Do We Sell or Tell To Get Action?

take.action.tour_Social is here but is it driving people to action? We have spent decades researching and discovering how to communicate, motivate and collaborate with people. We’ve studied generational and cultural differences; methods and techniques; channel and venues. We pour over statistics to make informed decisions. But, is any of this helping us get people to read or listen? I know there are many of you who would have statistics to tell me “yes”!

I learned a long time ago that people pay attention to communications from the top. As flat as we’d like to be, if my manager or anyone in my chain sends me an email, text, IM or blog, I will read it. But, now we have social experts telling us that peer review and peer opinion drive eye-catching interest and translate into action. That we listen to and trust our peers more than our “superiors”. I feel that is true but maybe in a different context.

I personally believe that to motivate different behavior, a message from my manager will motivate me to change but so will a message from a trusted colleague IFthat message has a story I can relate to and a result that is impactful enough. From the top, it’s enough to TELL me what is expected. From my peers, it’s all about SELLing me to get me to change.

Imagine if the tell and sell could be combined in a communication strategy – managers AND peers? I think that would double your success for changing behavior, which is the intended result of most communication strategies.

Capturing Mindshare

Often I read articles about influencing others and selling ideas. It might be difficult to sell new ideas at the moment, but I believe knowledge and learning professionals can focus on laying groundwork and capturing mindshare to position themselves for the future. While people may not be buying the latest, greatest, concepts right now, that time will come again, and we need to be remembered.

What is mindshare? Mindshare is the ability to generate an impression that you are credible, you will deliver what they need, you actually understand and relate to their issues even when you haven’t experienced them yourself first-hand.

When I was a younger professional, I designed and delivered sales and sales management training to an older, more seasoned audience than myself. Admittedly, I had never been a sales manager and had never walked in their shoes but what I had done was a lot of shadowing, interviewing and observing. One day, I described what I knew to be their day-to-day experiences and fed back to the group what I knew to be their problems and opportunities. It was like I had said the most profound thing in the world. Everyone smiled; some even cheered: “That’s exactly what we go through; that’s exactly what we have been saying!”

From that day forward, I had captured, which allowed me to introduce two new items – a homegrown best practices toolkit, which was met with a lot of leadership skepticism that it would be adopted, as well as a new sales process that turned these distributors from being transactional to more consultative in their approach.
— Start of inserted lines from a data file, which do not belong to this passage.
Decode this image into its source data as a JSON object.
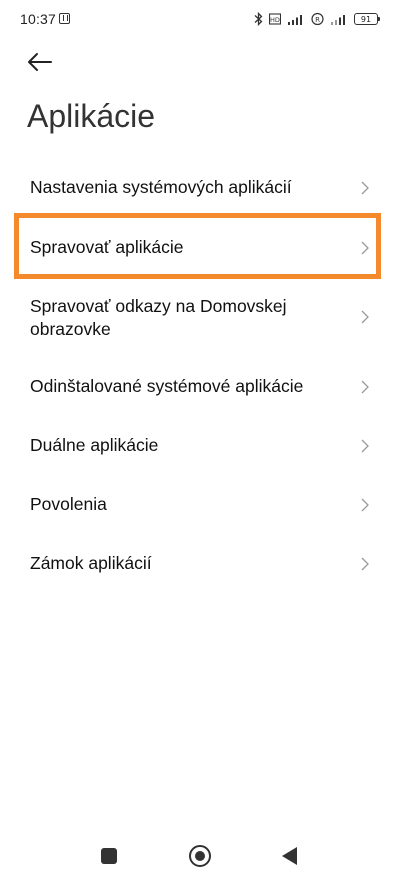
{
  "status_bar": {
    "time": "10:37",
    "battery_level": "91",
    "icons": [
      "nfc-icon",
      "bluetooth-icon",
      "hd-icon",
      "signal-icon",
      "roaming-icon",
      "signal-icon",
      "battery-icon"
    ]
  },
  "header": {
    "back_icon": "back-arrow-icon",
    "title": "Aplikácie"
  },
  "menu": {
    "items": [
      {
        "label": "Nastavenia systémových aplikácií"
      },
      {
        "label": "Spravovať aplikácie",
        "highlighted": true
      },
      {
        "label": "Spravovať odkazy na Domovskej obrazovke"
      },
      {
        "label": "Odinštalované systémové aplikácie"
      },
      {
        "label": "Duálne aplikácie"
      },
      {
        "label": "Povolenia"
      },
      {
        "label": "Zámok aplikácií"
      }
    ]
  },
  "navigation_bar": {
    "buttons": [
      "recents-square-icon",
      "home-circle-icon",
      "back-triangle-icon"
    ]
  },
  "colors": {
    "highlight": "#f58a2c",
    "text": "#111111",
    "title": "#333333",
    "chevron": "#9a9a9a"
  }
}
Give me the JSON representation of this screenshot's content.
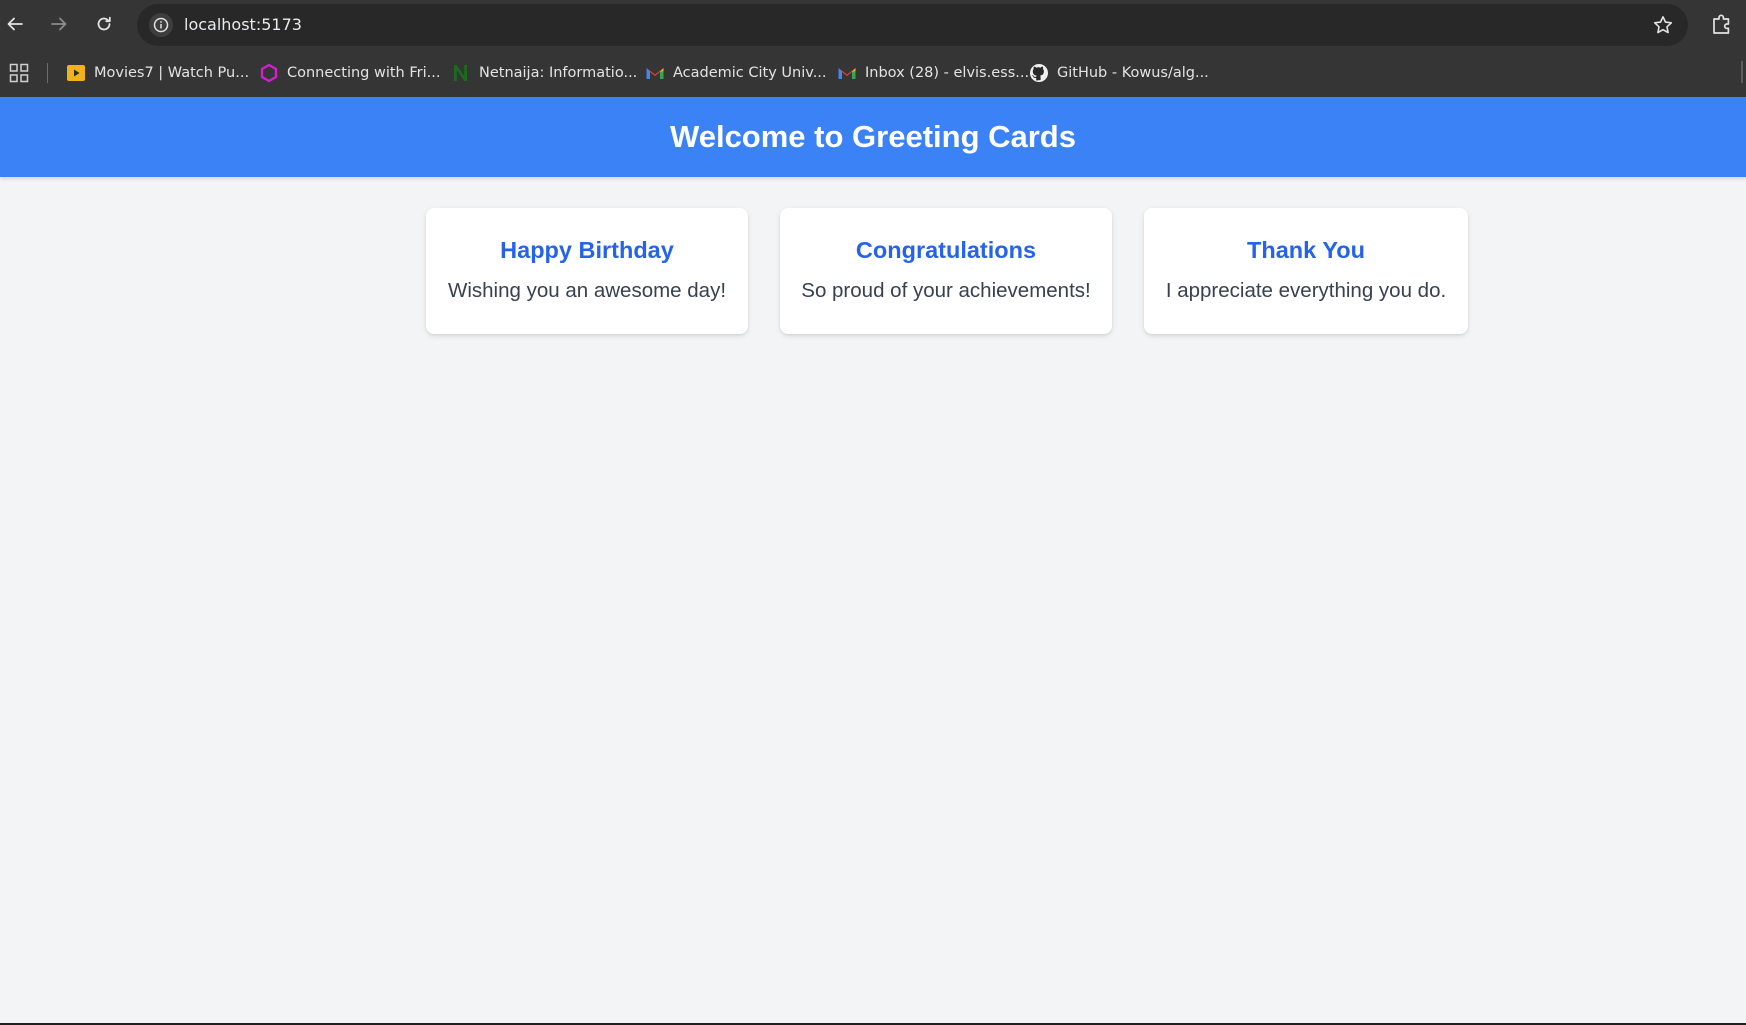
{
  "browser": {
    "url": "localhost:5173",
    "bookmarks": [
      {
        "label": "Movies7 | Watch Pu...",
        "icon": "movies7-favicon-icon"
      },
      {
        "label": "Connecting with Fri...",
        "icon": "ring-favicon-icon"
      },
      {
        "label": "Netnaija: Informatio...",
        "icon": "netnaija-favicon-icon"
      },
      {
        "label": "Academic City Univ...",
        "icon": "gmail-favicon-icon"
      },
      {
        "label": "Inbox (28) - elvis.ess...",
        "icon": "gmail-favicon-icon"
      },
      {
        "label": "GitHub - Kowus/alg...",
        "icon": "github-favicon-icon"
      }
    ]
  },
  "page": {
    "title": "Welcome to Greeting Cards",
    "cards": [
      {
        "title": "Happy Birthday",
        "message": "Wishing you an awesome day!"
      },
      {
        "title": "Congratulations",
        "message": "So proud of your achievements!"
      },
      {
        "title": "Thank You",
        "message": "I appreciate everything you do."
      }
    ]
  },
  "colors": {
    "header_bg": "#3b82f6",
    "card_title": "#2563eb",
    "page_bg": "#f3f4f6",
    "chrome_bg": "#353535"
  }
}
The company enjoyed great success as a result of both of those programs.

How do you capture mindshare?

ASK questions (even if you know the answer)


LISTEN again

OBSERVE directly

WALK in THEIR SHOES (even when it’s not your job)